## Exercise objective:
What you return must match the entries exactly, except that the pictures are gone.
------------
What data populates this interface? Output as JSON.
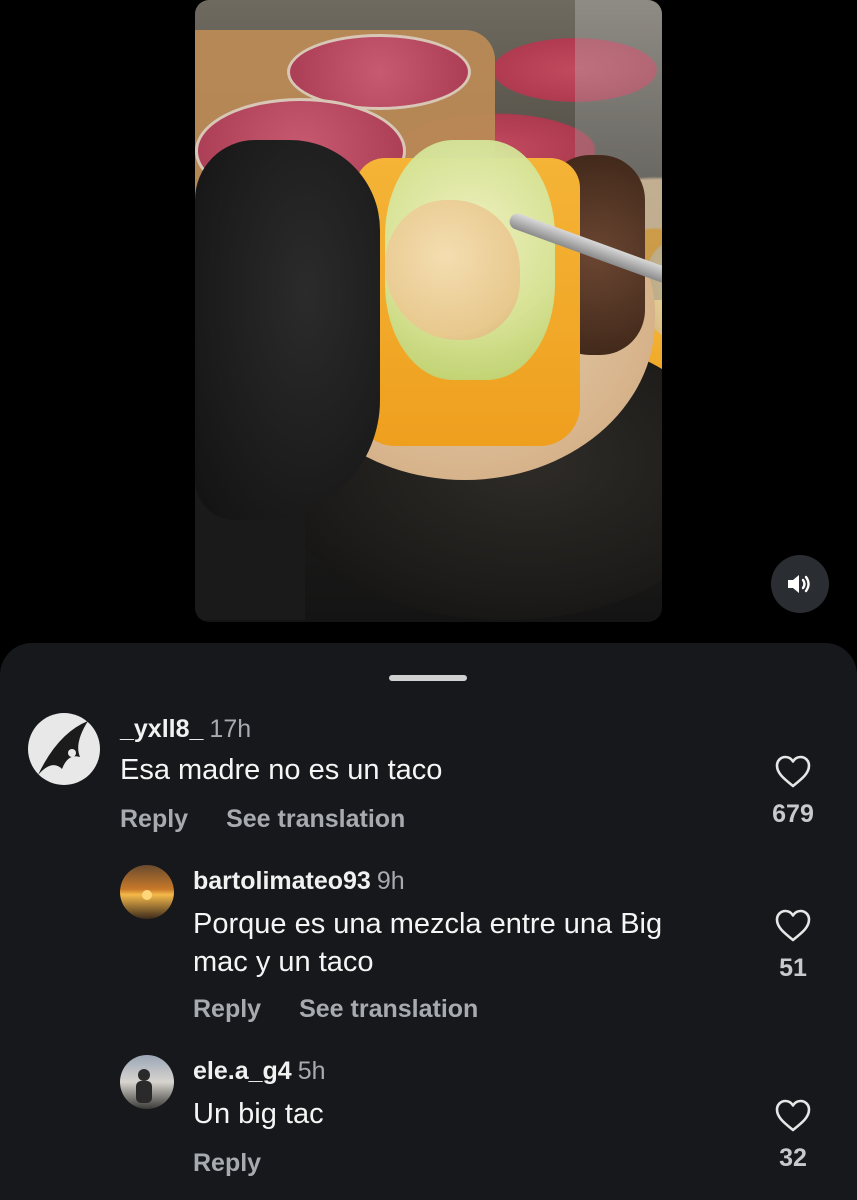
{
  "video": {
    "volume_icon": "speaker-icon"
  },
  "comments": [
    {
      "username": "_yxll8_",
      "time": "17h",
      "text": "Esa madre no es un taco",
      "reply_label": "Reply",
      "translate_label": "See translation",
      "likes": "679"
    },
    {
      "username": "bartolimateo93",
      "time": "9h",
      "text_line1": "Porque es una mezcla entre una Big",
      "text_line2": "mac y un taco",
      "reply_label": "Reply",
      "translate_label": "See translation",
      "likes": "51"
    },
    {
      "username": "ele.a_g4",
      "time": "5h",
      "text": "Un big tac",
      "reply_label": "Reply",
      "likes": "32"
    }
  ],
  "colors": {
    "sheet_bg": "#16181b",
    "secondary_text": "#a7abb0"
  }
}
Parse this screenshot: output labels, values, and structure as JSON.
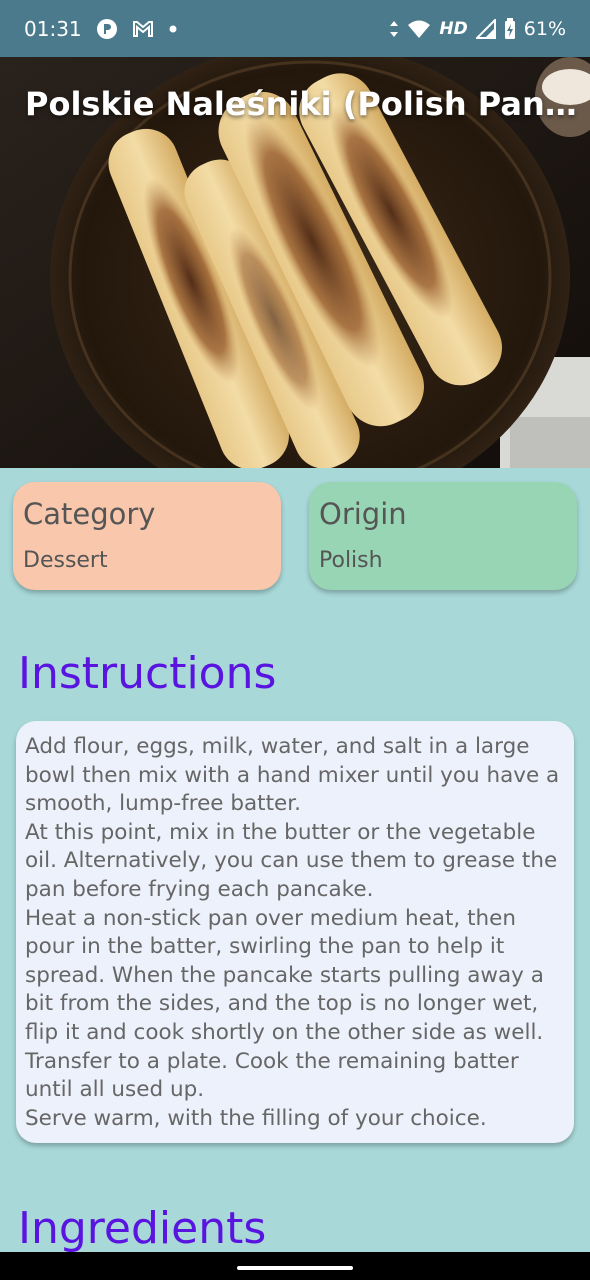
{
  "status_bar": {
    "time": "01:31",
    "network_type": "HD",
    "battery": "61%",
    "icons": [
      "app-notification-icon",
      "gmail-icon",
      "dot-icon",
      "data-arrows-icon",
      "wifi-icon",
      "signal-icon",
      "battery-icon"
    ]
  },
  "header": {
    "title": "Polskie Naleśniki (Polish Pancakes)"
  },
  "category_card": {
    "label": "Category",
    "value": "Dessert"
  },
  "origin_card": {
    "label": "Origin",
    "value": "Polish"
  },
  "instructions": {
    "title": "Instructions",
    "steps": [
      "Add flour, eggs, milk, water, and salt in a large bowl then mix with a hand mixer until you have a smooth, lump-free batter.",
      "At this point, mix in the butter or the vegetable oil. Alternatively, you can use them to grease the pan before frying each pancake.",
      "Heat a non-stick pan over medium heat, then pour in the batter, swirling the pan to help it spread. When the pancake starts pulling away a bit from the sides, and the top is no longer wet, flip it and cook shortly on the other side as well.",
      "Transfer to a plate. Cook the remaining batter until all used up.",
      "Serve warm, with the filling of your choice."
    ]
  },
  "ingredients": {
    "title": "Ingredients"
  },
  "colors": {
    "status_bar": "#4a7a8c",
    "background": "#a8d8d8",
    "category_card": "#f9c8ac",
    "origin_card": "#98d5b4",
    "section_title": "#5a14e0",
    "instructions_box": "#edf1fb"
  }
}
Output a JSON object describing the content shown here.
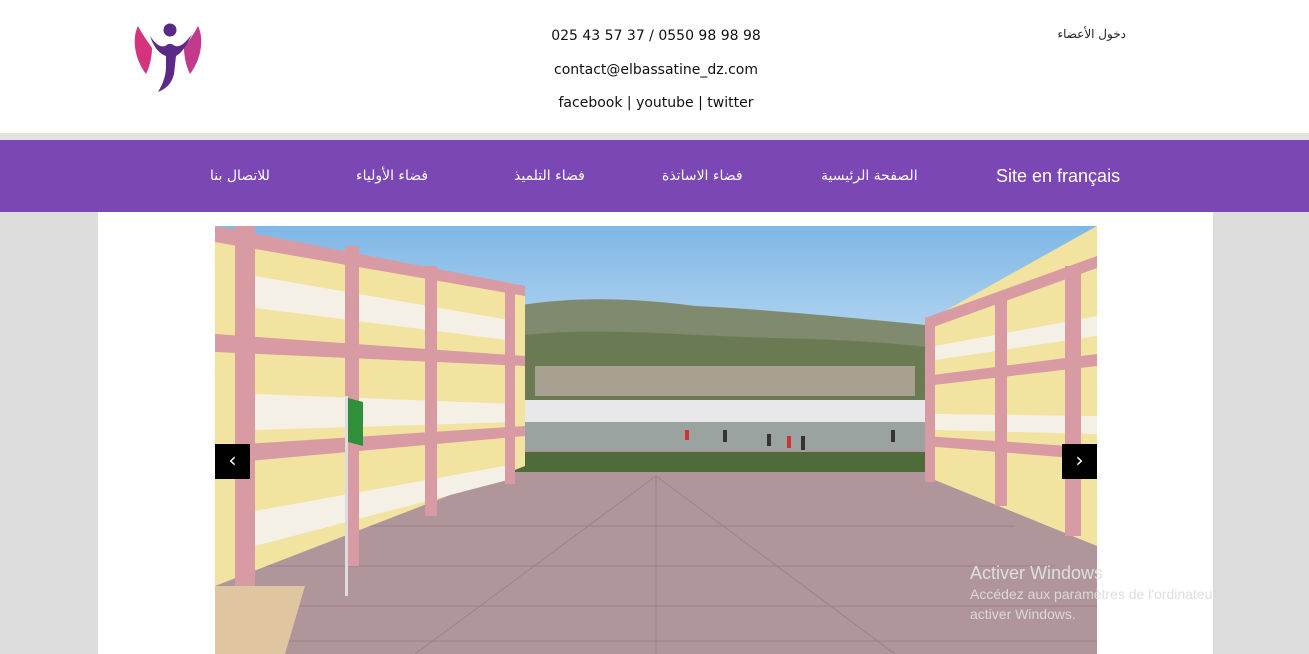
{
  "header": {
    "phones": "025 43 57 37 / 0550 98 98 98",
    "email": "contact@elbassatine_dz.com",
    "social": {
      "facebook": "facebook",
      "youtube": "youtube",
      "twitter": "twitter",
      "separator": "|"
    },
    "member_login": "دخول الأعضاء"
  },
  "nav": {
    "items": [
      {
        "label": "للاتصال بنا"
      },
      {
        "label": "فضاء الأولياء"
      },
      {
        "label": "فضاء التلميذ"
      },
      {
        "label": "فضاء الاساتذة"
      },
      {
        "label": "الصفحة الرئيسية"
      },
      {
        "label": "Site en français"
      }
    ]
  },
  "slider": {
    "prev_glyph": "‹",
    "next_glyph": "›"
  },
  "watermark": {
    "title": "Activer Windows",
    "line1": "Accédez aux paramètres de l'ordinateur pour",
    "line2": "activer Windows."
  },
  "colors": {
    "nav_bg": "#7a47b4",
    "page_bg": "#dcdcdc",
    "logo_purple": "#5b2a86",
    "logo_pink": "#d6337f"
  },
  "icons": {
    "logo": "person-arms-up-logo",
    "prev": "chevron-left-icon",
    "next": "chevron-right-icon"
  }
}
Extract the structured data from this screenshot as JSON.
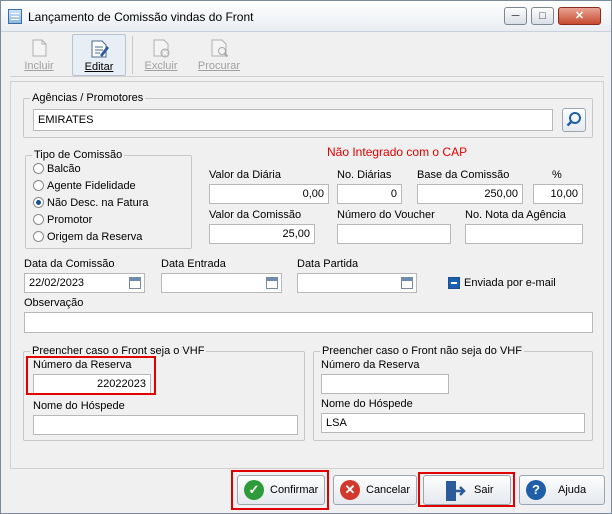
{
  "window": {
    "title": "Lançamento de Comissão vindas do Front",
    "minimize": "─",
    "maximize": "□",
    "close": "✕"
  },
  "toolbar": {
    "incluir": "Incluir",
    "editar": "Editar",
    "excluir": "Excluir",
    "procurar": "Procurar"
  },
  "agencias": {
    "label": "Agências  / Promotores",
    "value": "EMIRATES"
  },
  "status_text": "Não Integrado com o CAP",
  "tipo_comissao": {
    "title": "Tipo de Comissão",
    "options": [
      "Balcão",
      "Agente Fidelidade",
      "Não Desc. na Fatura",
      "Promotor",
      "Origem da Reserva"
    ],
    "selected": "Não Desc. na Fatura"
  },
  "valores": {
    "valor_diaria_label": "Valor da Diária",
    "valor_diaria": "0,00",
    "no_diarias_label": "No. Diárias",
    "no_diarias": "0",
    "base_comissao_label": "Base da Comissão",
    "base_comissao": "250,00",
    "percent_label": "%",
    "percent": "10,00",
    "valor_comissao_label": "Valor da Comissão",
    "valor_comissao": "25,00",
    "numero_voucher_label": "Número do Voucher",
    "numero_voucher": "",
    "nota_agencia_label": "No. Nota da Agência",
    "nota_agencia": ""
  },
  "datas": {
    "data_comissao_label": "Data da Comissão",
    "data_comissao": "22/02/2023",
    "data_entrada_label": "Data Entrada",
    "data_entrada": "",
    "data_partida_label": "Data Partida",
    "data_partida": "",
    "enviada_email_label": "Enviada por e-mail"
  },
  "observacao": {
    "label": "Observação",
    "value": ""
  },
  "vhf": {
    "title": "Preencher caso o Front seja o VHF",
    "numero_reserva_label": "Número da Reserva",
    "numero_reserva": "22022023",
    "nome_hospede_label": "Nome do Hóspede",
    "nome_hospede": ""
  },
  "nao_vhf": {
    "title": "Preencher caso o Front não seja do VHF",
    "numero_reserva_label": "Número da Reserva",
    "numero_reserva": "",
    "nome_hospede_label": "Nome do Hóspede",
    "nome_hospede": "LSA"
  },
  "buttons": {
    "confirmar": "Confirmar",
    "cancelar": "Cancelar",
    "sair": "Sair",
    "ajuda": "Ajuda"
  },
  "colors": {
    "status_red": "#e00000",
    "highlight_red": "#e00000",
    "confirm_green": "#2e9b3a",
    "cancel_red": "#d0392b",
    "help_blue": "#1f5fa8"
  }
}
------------
## Your solution:
What data populates this interface? Output as JSON.
{
  "video": {
    "volume_icon": "speaker-icon"
  },
  "comments": [
    {
      "username": "_yxll8_",
      "time": "17h",
      "text": "Esa madre no es un taco",
      "reply_label": "Reply",
      "translate_label": "See translation",
      "likes": "679"
    },
    {
      "username": "bartolimateo93",
      "time": "9h",
      "text_line1": "Porque es una mezcla entre una Big",
      "text_line2": "mac y un taco",
      "reply_label": "Reply",
      "translate_label": "See translation",
      "likes": "51"
    },
    {
      "username": "ele.a_g4",
      "time": "5h",
      "text": "Un big tac",
      "reply_label": "Reply",
      "likes": "32"
    }
  ],
  "colors": {
    "sheet_bg": "#16181b",
    "secondary_text": "#a7abb0"
  }
}
Parse this screenshot: output labels, values, and structure as JSON.
{
  "status_bar": {
    "time": "01:31",
    "network_type": "HD",
    "battery": "61%",
    "icons": [
      "app-notification-icon",
      "gmail-icon",
      "dot-icon",
      "data-arrows-icon",
      "wifi-icon",
      "signal-icon",
      "battery-icon"
    ]
  },
  "header": {
    "title": "Polskie Naleśniki (Polish Pancakes)"
  },
  "category_card": {
    "label": "Category",
    "value": "Dessert"
  },
  "origin_card": {
    "label": "Origin",
    "value": "Polish"
  },
  "instructions": {
    "title": "Instructions",
    "steps": [
      "Add flour, eggs, milk, water, and salt in a large bowl then mix with a hand mixer until you have a smooth, lump-free batter.",
      "At this point, mix in the butter or the vegetable oil. Alternatively, you can use them to grease the pan before frying each pancake.",
      "Heat a non-stick pan over medium heat, then pour in the batter, swirling the pan to help it spread. When the pancake starts pulling away a bit from the sides, and the top is no longer wet, flip it and cook shortly on the other side as well.",
      "Transfer to a plate. Cook the remaining batter until all used up.",
      "Serve warm, with the filling of your choice."
    ]
  },
  "ingredients": {
    "title": "Ingredients"
  },
  "colors": {
    "status_bar": "#4a7a8c",
    "background": "#a8d8d8",
    "category_card": "#f9c8ac",
    "origin_card": "#98d5b4",
    "section_title": "#5a14e0",
    "instructions_box": "#edf1fb"
  }
}
Output a JSON object describing the content shown here.
{
  "header": {
    "phones": "025 43 57 37 / 0550 98 98 98",
    "email": "contact@elbassatine_dz.com",
    "social": {
      "facebook": "facebook",
      "youtube": "youtube",
      "twitter": "twitter",
      "separator": "|"
    },
    "member_login": "دخول الأعضاء"
  },
  "nav": {
    "items": [
      {
        "label": "للاتصال بنا"
      },
      {
        "label": "فضاء الأولياء"
      },
      {
        "label": "فضاء التلميذ"
      },
      {
        "label": "فضاء الاساتذة"
      },
      {
        "label": "الصفحة الرئيسية"
      },
      {
        "label": "Site en français"
      }
    ]
  },
  "slider": {
    "prev_glyph": "‹",
    "next_glyph": "›"
  },
  "watermark": {
    "title": "Activer Windows",
    "line1": "Accédez aux paramètres de l'ordinateur pour",
    "line2": "activer Windows."
  },
  "colors": {
    "nav_bg": "#7a47b4",
    "page_bg": "#dcdcdc",
    "logo_purple": "#5b2a86",
    "logo_pink": "#d6337f"
  },
  "icons": {
    "logo": "person-arms-up-logo",
    "prev": "chevron-left-icon",
    "next": "chevron-right-icon"
  }
}
Extract the structured data from this screenshot as JSON.
{
  "window": {
    "title": "Lançamento de Comissão vindas do Front",
    "minimize": "─",
    "maximize": "□",
    "close": "✕"
  },
  "toolbar": {
    "incluir": "Incluir",
    "editar": "Editar",
    "excluir": "Excluir",
    "procurar": "Procurar"
  },
  "agencias": {
    "label": "Agências  / Promotores",
    "value": "EMIRATES"
  },
  "status_text": "Não Integrado com o CAP",
  "tipo_comissao": {
    "title": "Tipo de Comissão",
    "options": [
      "Balcão",
      "Agente Fidelidade",
      "Não Desc. na Fatura",
      "Promotor",
      "Origem da Reserva"
    ],
    "selected": "Não Desc. na Fatura"
  },
  "valores": {
    "valor_diaria_label": "Valor da Diária",
    "valor_diaria": "0,00",
    "no_diarias_label": "No. Diárias",
    "no_diarias": "0",
    "base_comissao_label": "Base da Comissão",
    "base_comissao": "250,00",
    "percent_label": "%",
    "percent": "10,00",
    "valor_comissao_label": "Valor da Comissão",
    "valor_comissao": "25,00",
    "numero_voucher_label": "Número do Voucher",
    "numero_voucher": "",
    "nota_agencia_label": "No. Nota da Agência",
    "nota_agencia": ""
  },
  "datas": {
    "data_comissao_label": "Data da Comissão",
    "data_comissao": "22/02/2023",
    "data_entrada_label": "Data Entrada",
    "data_entrada": "",
    "data_partida_label": "Data Partida",
    "data_partida": "",
    "enviada_email_label": "Enviada por e-mail"
  },
  "observacao": {
    "label": "Observação",
    "value": ""
  },
  "vhf": {
    "title": "Preencher caso o Front seja o VHF",
    "numero_reserva_label": "Número da Reserva",
    "numero_reserva": "22022023",
    "nome_hospede_label": "Nome do Hóspede",
    "nome_hospede": ""
  },
  "nao_vhf": {
    "title": "Preencher caso o Front não seja do VHF",
    "numero_reserva_label": "Número da Reserva",
    "numero_reserva": "",
    "nome_hospede_label": "Nome do Hóspede",
    "nome_hospede": "LSA"
  },
  "buttons": {
    "confirmar": "Confirmar",
    "cancelar": "Cancelar",
    "sair": "Sair",
    "ajuda": "Ajuda"
  },
  "colors": {
    "status_red": "#e00000",
    "highlight_red": "#e00000",
    "confirm_green": "#2e9b3a",
    "cancel_red": "#d0392b",
    "help_blue": "#1f5fa8"
  }
}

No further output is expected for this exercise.